The easy choice for my fantasy car would be the Porsche 918 Spyder, but for me the Geneva Motor Show is all about the tuner cars. Sure, the majority of them are over-styled and over-powered, but there are some really cool ones too. The best of those had to be the Abt R8 GTR. The German tuner actually races the R8 in Europe, so Abt knows what it's doing when it comes to Audi's supercar. The carbon fiber body components are a thing of beauty, and the same thing can be said for the interior. Beautiful, yet functional. Add an extra 95 horsepower, carbon ceramic brakes, lightweight 18-inch wheels and you've got a winner. Did I mention that it's 220 pounds lighter than a stock R8?
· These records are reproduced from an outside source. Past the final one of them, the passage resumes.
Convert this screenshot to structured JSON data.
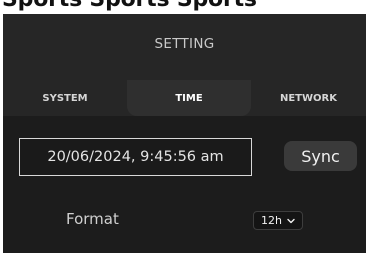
{
  "top_strip": {
    "text": "Sports Sports Sports"
  },
  "header": {
    "title": "SETTING"
  },
  "tabs": [
    {
      "label": "SYSTEM"
    },
    {
      "label": "TIME"
    },
    {
      "label": "NETWORK"
    }
  ],
  "time": {
    "datetime_value": "20/06/2024, 9:45:56 am",
    "sync_label": "Sync",
    "format_label": "Format",
    "format_value": "12h"
  },
  "colors": {
    "panel_bg": "#1c1c1c",
    "header_bg": "#262626",
    "active_tab_bg": "#2f2f2f",
    "button_bg": "#3a3a3a"
  }
}
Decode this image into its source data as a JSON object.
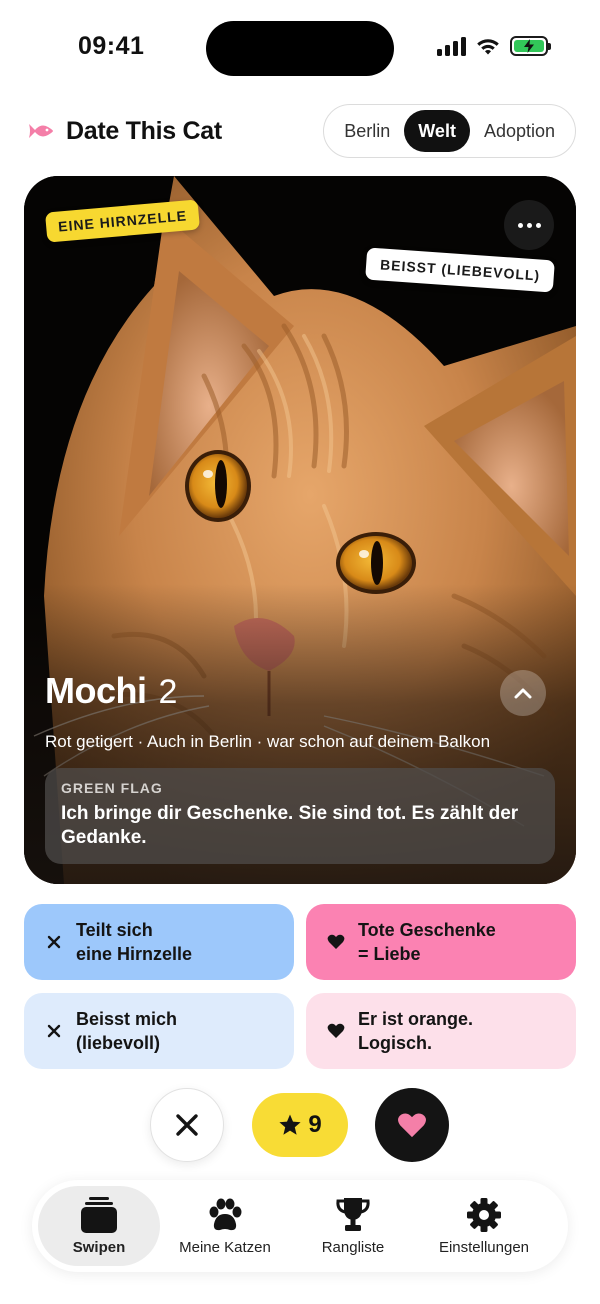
{
  "status_bar": {
    "time": "09:41",
    "icons": [
      "cellular-signal-icon",
      "wifi-icon",
      "battery-charging-icon"
    ],
    "battery_color": "#32c759"
  },
  "header": {
    "title": "Date This Cat",
    "logo_icon": "fish-icon",
    "logo_color": "#f47fa8",
    "segments": [
      {
        "label": "Berlin",
        "active": false
      },
      {
        "label": "Welt",
        "active": true
      },
      {
        "label": "Adoption",
        "active": false
      }
    ]
  },
  "card": {
    "stickers": [
      "EINE HIRNZELLE",
      "BEISST (LIEBEVOLL)"
    ],
    "name": "Mochi",
    "age": "2",
    "meta": "Rot getigert · Auch in Berlin · war schon auf deinem Balkon",
    "green_flag": {
      "label": "GREEN FLAG",
      "text": "Ich bringe dir Geschenke. Sie sind tot. Es zählt der Gedanke."
    }
  },
  "chips": [
    {
      "text": "Teilt sich\neine Hirnzelle",
      "icon": "x-icon",
      "color": "#9dc8fb"
    },
    {
      "text": "Tote Geschenke\n= Liebe",
      "icon": "heart-icon",
      "color": "#fb82b2"
    },
    {
      "text": "Beisst mich\n(liebevoll)",
      "icon": "x-icon",
      "color": "#deebfc"
    },
    {
      "text": "Er ist orange.\nLogisch.",
      "icon": "heart-icon",
      "color": "#fde0ea"
    }
  ],
  "actions": {
    "super_count": "9",
    "like_color": "#f47fa8",
    "super_color": "#f8dc35"
  },
  "tabs": [
    {
      "label": "Swipen",
      "icon": "cards-stack-icon",
      "active": true
    },
    {
      "label": "Meine Katzen",
      "icon": "paw-icon",
      "active": false
    },
    {
      "label": "Rangliste",
      "icon": "trophy-icon",
      "active": false
    },
    {
      "label": "Einstellungen",
      "icon": "gear-icon",
      "active": false
    }
  ]
}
For my reality pick I'm in agreement with editor Lavrinc on the Polo GTI. As a GTI owner for five years running, the sporty 2-door VW has a natural appeal. It embodies the spirit of the original GTI, and it's got everything I want in my daily driver. The turbocharged 1.4-liter inline four-cylinder engine offers plenty of horsepower (180), even more torque (184 lb-ft) and incredible fuel mileage. There's so much else to like – beautiful 17-inch wheels, chromed exhaust tips and an absolutely gorgeous interior with the classic plaid seats. I'm torn on whether I want VW to bring it to the United States because if they do I'm going to have a tough decision to make. Do I really want to start a new car payment? - Drew Phillips – Director of Photography, Subdued speed freak